The ordeal came to light when the family member of the teenage hostage received a ransom demand from the brothers, prompting them to contact law enforcement. This tip triggered an overnight operation led by the FBI's Child Exploitation Task Force in coordination with various agencies, including ICE, the San Diego Police Department, and the San Diego County Sheriff’s Office. As stated by the U.S. Attorney's Office, FBI agents were able to locate the hostages the following morning in an Escondido house, executing a search warrant with the aid of the U.S. Attorney’s Office.

Nicolas, the 20-year-old brother, is expected to face his judgment on May 6, and Virves's sentencing is set for July 15. Both face a maximum penalty of life in prison and a $250,000 fine for hostage-taking charges. U.S. Attorney Tara McGrath lauded the courage of the family member who reported the crime, saying, "These victims are safe because a family member was brave enough to seek help from law enforcement officials." McGrath's conveyed via the U.S. Attorney's Office, Southern District of California.

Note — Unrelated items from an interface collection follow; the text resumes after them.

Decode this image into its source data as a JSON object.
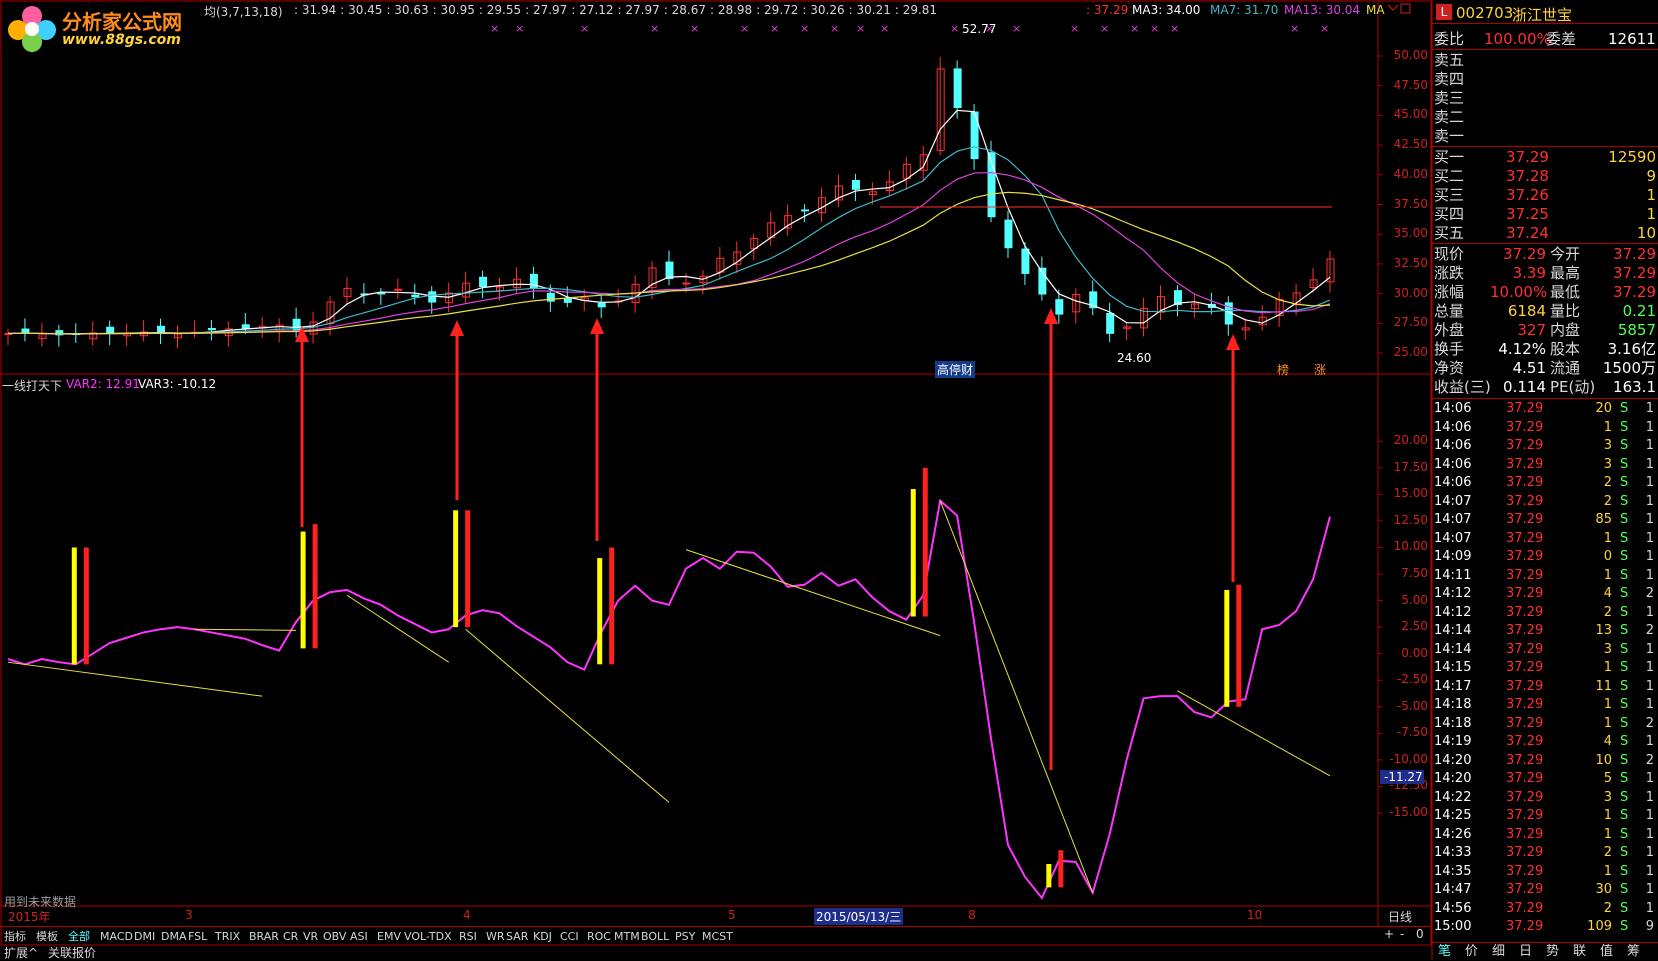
{
  "header": {
    "logo_name": "分析家公式网",
    "logo_url": "www.88gs.com",
    "ma_title": "均(3,7,13,18)",
    "ma_values": [
      ": 31.94",
      ": 30.45",
      ": 30.63",
      ": 30.95",
      ": 29.55",
      ": 27.97",
      ": 27.12",
      ": 27.97",
      ": 28.67",
      ": 28.98",
      ": 29.72",
      ": 30.26",
      ": 30.21",
      ": 29.81"
    ],
    "price_tag": ": 37.29",
    "ma3": "MA3: 34.00",
    "ma7": "MA7: 31.70",
    "ma13": "MA13: 30.04",
    "ma_more": "MA"
  },
  "main_chart": {
    "y_ticks": [
      "50.00",
      "47.50",
      "45.00",
      "42.50",
      "40.00",
      "37.50",
      "35.00",
      "32.50",
      "30.00",
      "27.50",
      "25.00"
    ],
    "high_label": "52.77",
    "low_label": "24.60",
    "tag_gaotingcai": "高停财",
    "tag_bang": "榜",
    "tag_zhang": "涨"
  },
  "sub_chart": {
    "title": "一线打天下",
    "var2": "VAR2: 12.91",
    "var3": "VAR3: -10.12",
    "y_ticks": [
      "20.00",
      "17.50",
      "15.00",
      "12.50",
      "10.00",
      "7.50",
      "5.00",
      "2.50",
      "0.00",
      "-2.50",
      "-5.00",
      "-7.50",
      "-10.00",
      "-12.50",
      "-15.00"
    ],
    "current_marker": "-11.27",
    "note": "用到未来数据",
    "var2_series": [
      -0.5,
      -1.0,
      -0.5,
      -0.8,
      -1.0,
      0.0,
      1.0,
      1.5,
      2.0,
      2.3,
      2.5,
      2.3,
      2.0,
      1.7,
      1.4,
      0.8,
      0.3,
      3.0,
      5.0,
      5.8,
      6.0,
      5.2,
      4.6,
      3.6,
      2.8,
      2.0,
      2.3,
      3.6,
      4.1,
      3.8,
      2.6,
      1.6,
      0.6,
      -0.8,
      -1.5,
      2.0,
      5.0,
      6.4,
      5.0,
      4.6,
      8.0,
      9.0,
      8.0,
      9.6,
      9.5,
      8.2,
      6.3,
      6.5,
      7.6,
      6.4,
      7.0,
      5.3,
      4.0,
      3.2,
      5.5,
      14.4,
      13.0,
      3.0,
      -8.0,
      -18.0,
      -21.0,
      -23.0,
      -19.5,
      -19.6,
      -22.5,
      -17.0,
      -10.0,
      -4.2,
      -4.0,
      -4.0,
      -5.5,
      -6.0,
      -4.5,
      -4.3,
      2.3,
      2.7,
      4.0,
      7.0,
      12.9
    ],
    "yellow_lines": [
      {
        "from": [
          0,
          -0.8
        ],
        "to": [
          15,
          -4.0
        ]
      },
      {
        "from": [
          11,
          2.3
        ],
        "to": [
          17,
          2.2
        ]
      },
      {
        "from": [
          20,
          5.5
        ],
        "to": [
          26,
          -0.8
        ]
      },
      {
        "from": [
          27,
          2.3
        ],
        "to": [
          39,
          -14.0
        ]
      },
      {
        "from": [
          40,
          9.8
        ],
        "to": [
          55,
          1.7
        ]
      },
      {
        "from": [
          55,
          14.4
        ],
        "to": [
          64,
          -22.5
        ]
      },
      {
        "from": [
          69,
          -3.5
        ],
        "to": [
          78,
          -11.5
        ]
      }
    ]
  },
  "signals": [
    {
      "x": 4.0,
      "yellow": 10.0,
      "red": 10.0,
      "base": -1.0
    },
    {
      "x": 17.5,
      "yellow": 11.5,
      "red": 12.2,
      "base": 0.5
    },
    {
      "x": 26.5,
      "yellow": 13.5,
      "red": 13.5,
      "base": 2.5
    },
    {
      "x": 35.0,
      "yellow": 9.0,
      "red": 10.0,
      "base": -1.0
    },
    {
      "x": 53.5,
      "yellow": 15.5,
      "red": 17.5,
      "base": 3.5
    },
    {
      "x": 61.5,
      "yellow": -19.8,
      "red": -18.5,
      "base": -22.0
    },
    {
      "x": 72.0,
      "yellow": 6.0,
      "red": 6.5,
      "base": -5.0
    }
  ],
  "date_axis": {
    "year": "2015年",
    "marks": [
      "3",
      "4",
      "5",
      "2015/05/13/三",
      "8",
      "10"
    ],
    "period": "日线"
  },
  "indicator_tabs": [
    "指标",
    "模板",
    "全部",
    "MACD",
    "DMI",
    "DMA",
    "FSL",
    "TRIX",
    "BRAR",
    "CR",
    "VR",
    "OBV",
    "ASI",
    "EMV",
    "VOL-TDX",
    "RSI",
    "WR",
    "SAR",
    "KDJ",
    "CCI",
    "ROC",
    "MTM",
    "BOLL",
    "PSY",
    "MCST"
  ],
  "bottom_links": [
    "扩展^",
    "关联报价"
  ],
  "zoom_buttons": [
    "+",
    "-",
    "0"
  ],
  "quote": {
    "code": "002703",
    "name": "浙江世宝",
    "weibi_label": "委比",
    "weibi": "100.00%",
    "weicha_label": "委差",
    "weicha": "12611",
    "sells": [
      "卖五",
      "卖四",
      "卖三",
      "卖二",
      "卖一"
    ],
    "buys": [
      {
        "label": "买一",
        "price": "37.29",
        "vol": "12590"
      },
      {
        "label": "买二",
        "price": "37.28",
        "vol": "9"
      },
      {
        "label": "买三",
        "price": "37.26",
        "vol": "1"
      },
      {
        "label": "买四",
        "price": "37.25",
        "vol": "1"
      },
      {
        "label": "买五",
        "price": "37.24",
        "vol": "10"
      }
    ],
    "stats": [
      {
        "l1": "现价",
        "v1": "37.29",
        "l2": "今开",
        "v2": "37.29"
      },
      {
        "l1": "涨跌",
        "v1": "3.39",
        "l2": "最高",
        "v2": "37.29"
      },
      {
        "l1": "涨幅",
        "v1": "10.00%",
        "l2": "最低",
        "v2": "37.29"
      },
      {
        "l1": "总量",
        "v1": "6184",
        "l2": "量比",
        "v2": "0.21"
      },
      {
        "l1": "外盘",
        "v1": "327",
        "l2": "内盘",
        "v2": "5857"
      },
      {
        "l1": "换手",
        "v1": "4.12%",
        "l2": "股本",
        "v2": "3.16亿"
      },
      {
        "l1": "净资",
        "v1": "4.51",
        "l2": "流通",
        "v2": "1500万"
      },
      {
        "l1": "收益(三)",
        "v1": "0.114",
        "l2": "PE(动)",
        "v2": "163.1"
      }
    ],
    "ticks": [
      {
        "t": "14:06",
        "p": "37.29",
        "v": "20",
        "s": "S",
        "n": "1"
      },
      {
        "t": "14:06",
        "p": "37.29",
        "v": "1",
        "s": "S",
        "n": "1"
      },
      {
        "t": "14:06",
        "p": "37.29",
        "v": "3",
        "s": "S",
        "n": "1"
      },
      {
        "t": "14:06",
        "p": "37.29",
        "v": "3",
        "s": "S",
        "n": "1"
      },
      {
        "t": "14:06",
        "p": "37.29",
        "v": "2",
        "s": "S",
        "n": "1"
      },
      {
        "t": "14:07",
        "p": "37.29",
        "v": "2",
        "s": "S",
        "n": "1"
      },
      {
        "t": "14:07",
        "p": "37.29",
        "v": "85",
        "s": "S",
        "n": "1"
      },
      {
        "t": "14:07",
        "p": "37.29",
        "v": "1",
        "s": "S",
        "n": "1"
      },
      {
        "t": "14:09",
        "p": "37.29",
        "v": "0",
        "s": "S",
        "n": "1"
      },
      {
        "t": "14:11",
        "p": "37.29",
        "v": "1",
        "s": "S",
        "n": "1"
      },
      {
        "t": "14:12",
        "p": "37.29",
        "v": "4",
        "s": "S",
        "n": "2"
      },
      {
        "t": "14:12",
        "p": "37.29",
        "v": "2",
        "s": "S",
        "n": "1"
      },
      {
        "t": "14:14",
        "p": "37.29",
        "v": "13",
        "s": "S",
        "n": "2"
      },
      {
        "t": "14:14",
        "p": "37.29",
        "v": "3",
        "s": "S",
        "n": "1"
      },
      {
        "t": "14:15",
        "p": "37.29",
        "v": "1",
        "s": "S",
        "n": "1"
      },
      {
        "t": "14:17",
        "p": "37.29",
        "v": "11",
        "s": "S",
        "n": "1"
      },
      {
        "t": "14:18",
        "p": "37.29",
        "v": "1",
        "s": "S",
        "n": "1"
      },
      {
        "t": "14:18",
        "p": "37.29",
        "v": "1",
        "s": "S",
        "n": "2"
      },
      {
        "t": "14:19",
        "p": "37.29",
        "v": "4",
        "s": "S",
        "n": "1"
      },
      {
        "t": "14:20",
        "p": "37.29",
        "v": "10",
        "s": "S",
        "n": "2"
      },
      {
        "t": "14:20",
        "p": "37.29",
        "v": "5",
        "s": "S",
        "n": "1"
      },
      {
        "t": "14:22",
        "p": "37.29",
        "v": "3",
        "s": "S",
        "n": "1"
      },
      {
        "t": "14:25",
        "p": "37.29",
        "v": "1",
        "s": "S",
        "n": "1"
      },
      {
        "t": "14:26",
        "p": "37.29",
        "v": "1",
        "s": "S",
        "n": "1"
      },
      {
        "t": "14:33",
        "p": "37.29",
        "v": "2",
        "s": "S",
        "n": "1"
      },
      {
        "t": "14:35",
        "p": "37.29",
        "v": "1",
        "s": "S",
        "n": "1"
      },
      {
        "t": "14:47",
        "p": "37.29",
        "v": "30",
        "s": "S",
        "n": "1"
      },
      {
        "t": "14:56",
        "p": "37.29",
        "v": "2",
        "s": "S",
        "n": "1"
      },
      {
        "t": "15:00",
        "p": "37.29",
        "v": "109",
        "s": "S",
        "n": "9"
      }
    ],
    "bottom_tabs": [
      "笔",
      "价",
      "细",
      "日",
      "势",
      "联",
      "值",
      "筹"
    ]
  },
  "colors": {
    "up": "#ff3030",
    "down": "#54ffff",
    "grid": "#b00000",
    "ma_white": "#ffffff",
    "ma_cyan": "#3fb8c8",
    "ma_magenta": "#e040e0",
    "ma_yellow": "#e8e040",
    "var2_line": "#ff33ff",
    "signal_yellow": "#ffff00",
    "signal_red": "#ff2020"
  }
}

"These guilty pleas demonstrate the FBI’s commitment to bringing kidnapping victims home safely," said FBI San Diego Acting Special Agent in Charge John Kim through the U.S. Attorney's Office report. The arrests and guilty pleas of the Pablo-Francisco brothers underscore the risks faced by unauthorized immigrants at the hands of criminal smugglers looking to exploit their vulnerability. Their case, prosecuted by Assistant U.S. Attorneys Robert J. Miller, Jordan Arakawa, and David Eugene Fawcett, marks a significant win in the fight to dismantle human smuggling operations that jeopardize the lives of migrants seeking a new beginning.